They even bullied a cinema and forced it to bump off the small movie in favor of one of their releases. It didn’t matter that the small movie consistently had sold out shows every night, or that the studio movie hardly sold twenty tickets even in the prime showtimes.
I won’t keep you guessing. Anyway some of you must have guessed it already. Any guesses?
(WAIT FOR THEIR ANSWERS)
The small comedy was Zombadings 1: Patayin sa Shokot si Remington. The producers were myself and my partner Raymond Lee. The studio… hmmm… wanna guess?
(LET THEM ANSWER)
Now back to the question at hand: How can giant studios and small producers benefit from one another? I cannot speak for all independent film producers. I can only speak for myself.
And I say: Make good films. Put in more time, effort, and care into them. Don’t rush.
And then I will be your cheerleader. A good Filipino film is a good Filipino film, regardless of who made it, regardless of the studio or indie labels. I will support it, promote it, post about it on my facebook, tweet about it, drag people to see it. Yes, even if it was produced by the studio that went out of its way to minimize our movie’s potential success. And to that studio, I have this to say:

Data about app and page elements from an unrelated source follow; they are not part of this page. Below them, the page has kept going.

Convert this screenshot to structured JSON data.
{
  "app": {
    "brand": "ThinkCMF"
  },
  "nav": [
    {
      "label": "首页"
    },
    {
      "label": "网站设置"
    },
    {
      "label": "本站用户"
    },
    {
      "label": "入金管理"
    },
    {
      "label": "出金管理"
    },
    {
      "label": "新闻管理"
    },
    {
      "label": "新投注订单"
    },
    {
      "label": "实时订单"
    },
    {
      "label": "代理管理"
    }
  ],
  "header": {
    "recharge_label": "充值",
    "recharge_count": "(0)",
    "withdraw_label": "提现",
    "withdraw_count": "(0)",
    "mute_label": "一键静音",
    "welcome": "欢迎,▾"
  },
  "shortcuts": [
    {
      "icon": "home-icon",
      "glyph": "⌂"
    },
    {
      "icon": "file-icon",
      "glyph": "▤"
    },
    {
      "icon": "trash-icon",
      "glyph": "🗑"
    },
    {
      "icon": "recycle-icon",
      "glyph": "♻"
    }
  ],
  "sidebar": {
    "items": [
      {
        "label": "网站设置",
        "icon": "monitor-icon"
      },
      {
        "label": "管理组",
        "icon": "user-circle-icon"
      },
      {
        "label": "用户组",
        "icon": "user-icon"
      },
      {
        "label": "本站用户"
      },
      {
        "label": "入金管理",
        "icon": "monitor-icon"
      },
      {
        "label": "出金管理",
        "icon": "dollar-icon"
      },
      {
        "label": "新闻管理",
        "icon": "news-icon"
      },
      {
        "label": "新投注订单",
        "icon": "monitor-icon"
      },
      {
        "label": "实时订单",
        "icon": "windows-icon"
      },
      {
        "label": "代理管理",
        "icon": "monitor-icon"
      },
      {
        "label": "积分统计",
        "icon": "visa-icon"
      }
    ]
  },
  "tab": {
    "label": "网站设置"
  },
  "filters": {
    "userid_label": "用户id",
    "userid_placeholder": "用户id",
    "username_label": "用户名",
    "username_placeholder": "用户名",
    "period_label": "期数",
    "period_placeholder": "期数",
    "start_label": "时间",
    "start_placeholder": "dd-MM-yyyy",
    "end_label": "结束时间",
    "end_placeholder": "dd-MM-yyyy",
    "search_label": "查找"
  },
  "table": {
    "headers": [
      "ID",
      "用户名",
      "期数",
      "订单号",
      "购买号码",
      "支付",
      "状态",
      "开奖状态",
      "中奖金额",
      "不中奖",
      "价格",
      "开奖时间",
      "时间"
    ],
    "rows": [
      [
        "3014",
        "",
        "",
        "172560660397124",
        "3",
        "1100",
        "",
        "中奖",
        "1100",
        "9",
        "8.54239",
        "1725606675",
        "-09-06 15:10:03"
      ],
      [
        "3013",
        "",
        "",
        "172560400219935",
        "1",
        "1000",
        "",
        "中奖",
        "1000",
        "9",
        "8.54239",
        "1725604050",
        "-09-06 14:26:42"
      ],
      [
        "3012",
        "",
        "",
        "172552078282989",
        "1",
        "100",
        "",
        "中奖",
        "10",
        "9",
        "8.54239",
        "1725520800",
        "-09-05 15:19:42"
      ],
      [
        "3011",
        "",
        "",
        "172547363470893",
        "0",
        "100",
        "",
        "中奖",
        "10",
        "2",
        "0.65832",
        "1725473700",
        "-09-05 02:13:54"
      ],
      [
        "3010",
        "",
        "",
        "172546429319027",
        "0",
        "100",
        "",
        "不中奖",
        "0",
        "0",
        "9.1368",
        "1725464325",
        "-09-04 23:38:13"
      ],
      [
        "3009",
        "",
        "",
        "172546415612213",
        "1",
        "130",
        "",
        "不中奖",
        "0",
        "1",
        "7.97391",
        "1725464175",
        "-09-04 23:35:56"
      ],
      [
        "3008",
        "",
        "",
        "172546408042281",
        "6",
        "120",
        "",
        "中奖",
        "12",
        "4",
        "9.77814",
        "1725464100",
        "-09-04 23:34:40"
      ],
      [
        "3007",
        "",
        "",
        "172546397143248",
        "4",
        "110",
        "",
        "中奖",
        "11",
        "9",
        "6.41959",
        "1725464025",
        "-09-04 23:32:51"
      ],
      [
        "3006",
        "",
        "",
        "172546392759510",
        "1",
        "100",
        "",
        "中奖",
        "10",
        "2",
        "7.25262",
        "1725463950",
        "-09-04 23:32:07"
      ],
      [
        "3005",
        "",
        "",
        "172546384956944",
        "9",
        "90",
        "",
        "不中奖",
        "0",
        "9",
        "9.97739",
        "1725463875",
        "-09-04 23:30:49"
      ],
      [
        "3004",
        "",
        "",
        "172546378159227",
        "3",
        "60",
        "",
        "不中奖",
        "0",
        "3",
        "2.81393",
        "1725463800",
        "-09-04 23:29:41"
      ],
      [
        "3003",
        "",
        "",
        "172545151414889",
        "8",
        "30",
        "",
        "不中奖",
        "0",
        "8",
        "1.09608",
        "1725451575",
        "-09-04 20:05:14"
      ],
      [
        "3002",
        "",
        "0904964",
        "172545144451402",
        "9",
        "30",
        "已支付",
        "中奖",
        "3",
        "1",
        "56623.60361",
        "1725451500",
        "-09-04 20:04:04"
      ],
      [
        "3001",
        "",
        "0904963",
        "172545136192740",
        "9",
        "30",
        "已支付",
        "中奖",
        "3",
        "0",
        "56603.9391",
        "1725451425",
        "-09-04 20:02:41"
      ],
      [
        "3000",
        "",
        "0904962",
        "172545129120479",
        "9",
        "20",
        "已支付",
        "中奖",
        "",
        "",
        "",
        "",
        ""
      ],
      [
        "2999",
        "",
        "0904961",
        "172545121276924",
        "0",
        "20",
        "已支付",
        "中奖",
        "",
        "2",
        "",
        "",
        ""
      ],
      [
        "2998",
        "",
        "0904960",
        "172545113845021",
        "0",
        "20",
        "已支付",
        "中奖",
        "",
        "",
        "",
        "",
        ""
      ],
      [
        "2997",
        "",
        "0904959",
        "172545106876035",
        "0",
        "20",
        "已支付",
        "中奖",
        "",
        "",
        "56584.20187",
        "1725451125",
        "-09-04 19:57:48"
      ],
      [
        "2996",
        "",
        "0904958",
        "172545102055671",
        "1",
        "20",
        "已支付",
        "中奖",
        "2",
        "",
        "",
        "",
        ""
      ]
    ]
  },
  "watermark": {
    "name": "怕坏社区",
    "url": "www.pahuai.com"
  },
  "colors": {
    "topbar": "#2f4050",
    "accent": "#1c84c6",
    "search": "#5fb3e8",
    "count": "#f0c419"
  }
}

We may have written many of your hits, but not for one moment did we feel any sense of entitlement. We never felt that you owed it to us to help us. We didn’t expect you to hold our hand or give us free TV spots to air our trailers. But we also didn’t expect you to try to kill our movie. We thought that you, as the market leader of an industry that has not grown in the last two decades, would be happy with the success of small producers like us because any success in this business will no doubt redound to everyone’s benefit, but most of all to the market leader.
This panel today asks how we can help each other – you, the giant studios, and us small producers. But you know what? If you don’t feel like it, it’s fine, really. You don’t have to help us. I just have one request:
LEAVE US ALONE.
LIVE AND LET LIVE.
Maraming salamat po!